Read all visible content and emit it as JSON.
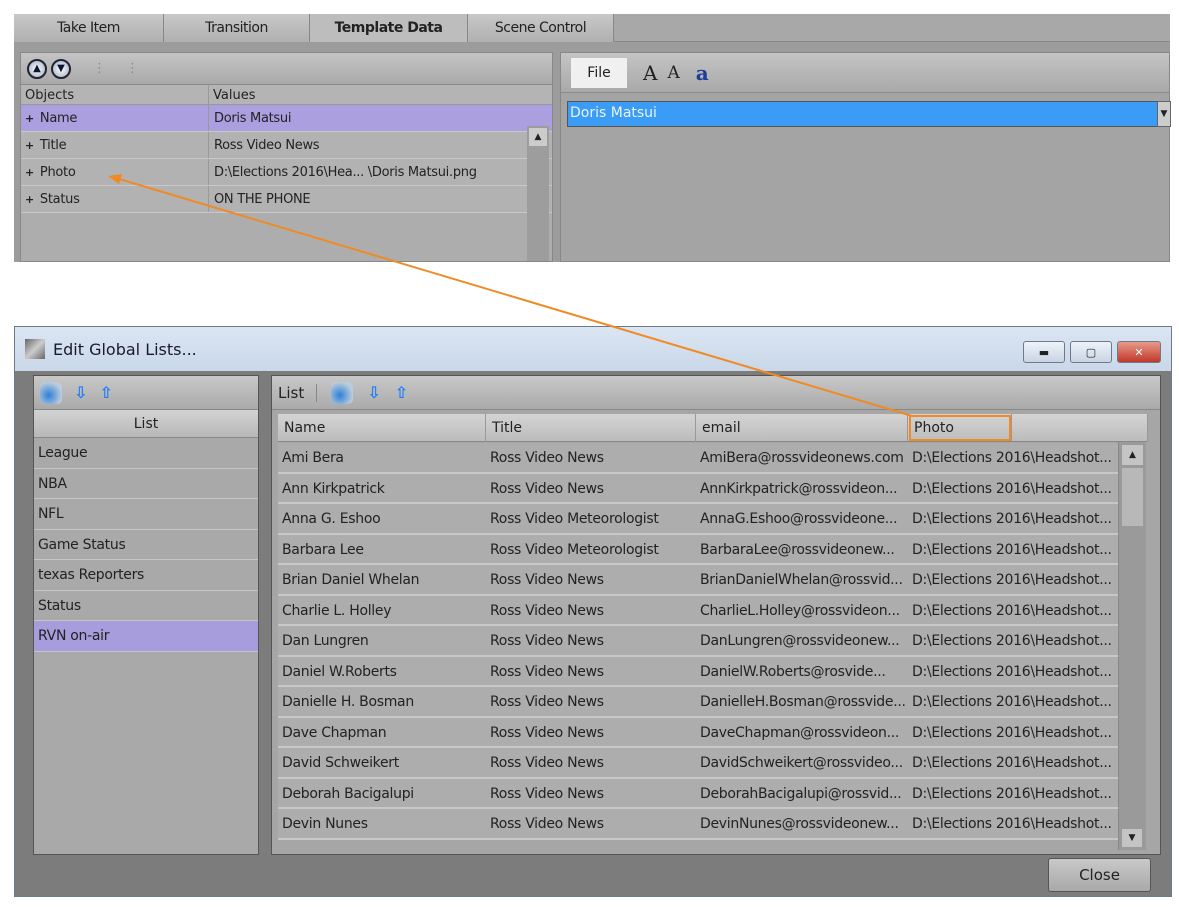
{
  "top": {
    "tabs": [
      "Take Item",
      "Transition",
      "Template Data",
      "Scene Control"
    ],
    "active_tab": "Template Data",
    "columns": [
      "Objects",
      "Values"
    ],
    "rows": [
      {
        "object": "Name",
        "value": "Doris Matsui"
      },
      {
        "object": "Title",
        "value": "Ross Video News"
      },
      {
        "object": "Photo",
        "value": "D:\\Elections 2016\\Hea... \\Doris Matsui.png"
      },
      {
        "object": "Status",
        "value": "ON THE PHONE"
      }
    ],
    "right_toolbar": {
      "file": "File",
      "grow": "A",
      "shrink": "A",
      "style": "a"
    },
    "combo_value": "Doris Matsui"
  },
  "dialog": {
    "title": "Edit Global Lists...",
    "lists_header": "List",
    "lists": [
      "League",
      "NBA",
      "NFL",
      "Game Status",
      "texas Reporters",
      "Status",
      "RVN on-air"
    ],
    "selected_list": "RVN on-air",
    "grid_label": "List",
    "columns": [
      "Name",
      "Title",
      "email",
      "Photo"
    ],
    "rows": [
      [
        "Ami Bera",
        "Ross Video News",
        "AmiBera@rossvideonews.com",
        "D:\\Elections 2016\\Headshot..."
      ],
      [
        "Ann Kirkpatrick",
        "Ross Video News",
        "AnnKirkpatrick@rossvideon...",
        "D:\\Elections 2016\\Headshot..."
      ],
      [
        "Anna G. Eshoo",
        "Ross Video Meteorologist",
        "AnnaG.Eshoo@rossvideone...",
        "D:\\Elections 2016\\Headshot..."
      ],
      [
        "Barbara Lee",
        "Ross Video Meteorologist",
        "BarbaraLee@rossvideonew...",
        "D:\\Elections 2016\\Headshot..."
      ],
      [
        "Brian Daniel Whelan",
        "Ross Video News",
        "BrianDanielWhelan@rossvid...",
        "D:\\Elections 2016\\Headshot..."
      ],
      [
        "Charlie L. Holley",
        "Ross Video News",
        "CharlieL.Holley@rossvideon...",
        "D:\\Elections 2016\\Headshot..."
      ],
      [
        "Dan Lungren",
        "Ross Video News",
        "DanLungren@rossvideonew...",
        "D:\\Elections 2016\\Headshot..."
      ],
      [
        "Daniel W.Roberts",
        "Ross Video News",
        "DanielW.Roberts@rosvide...",
        "D:\\Elections 2016\\Headshot..."
      ],
      [
        "Danielle H. Bosman",
        "Ross Video News",
        "DanielleH.Bosman@rossvide...",
        "D:\\Elections 2016\\Headshot..."
      ],
      [
        "Dave Chapman",
        "Ross Video News",
        "DaveChapman@rossvideon...",
        "D:\\Elections 2016\\Headshot..."
      ],
      [
        "David Schweikert",
        "Ross Video News",
        "DavidSchweikert@rossvideo...",
        "D:\\Elections 2016\\Headshot..."
      ],
      [
        "Deborah Bacigalupi",
        "Ross Video News",
        "DeborahBacigalupi@rossvid...",
        "D:\\Elections 2016\\Headshot..."
      ],
      [
        "Devin Nunes",
        "Ross Video News",
        "DevinNunes@rossvideonew...",
        "D:\\Elections 2016\\Headshot..."
      ]
    ],
    "close_label": "Close"
  },
  "colors": {
    "highlight": "#ab9fe0",
    "accent_arrow": "#f08a24",
    "combo": "#3a9cf5"
  }
}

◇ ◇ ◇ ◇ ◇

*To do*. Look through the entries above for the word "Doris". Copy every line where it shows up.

*Exercise response*.
        "value": "Doris Matsui"
        "value": "D:\\Elections 2016\\Hea... \\Doris Matsui.png"
    "combo_value": "Doris Matsui"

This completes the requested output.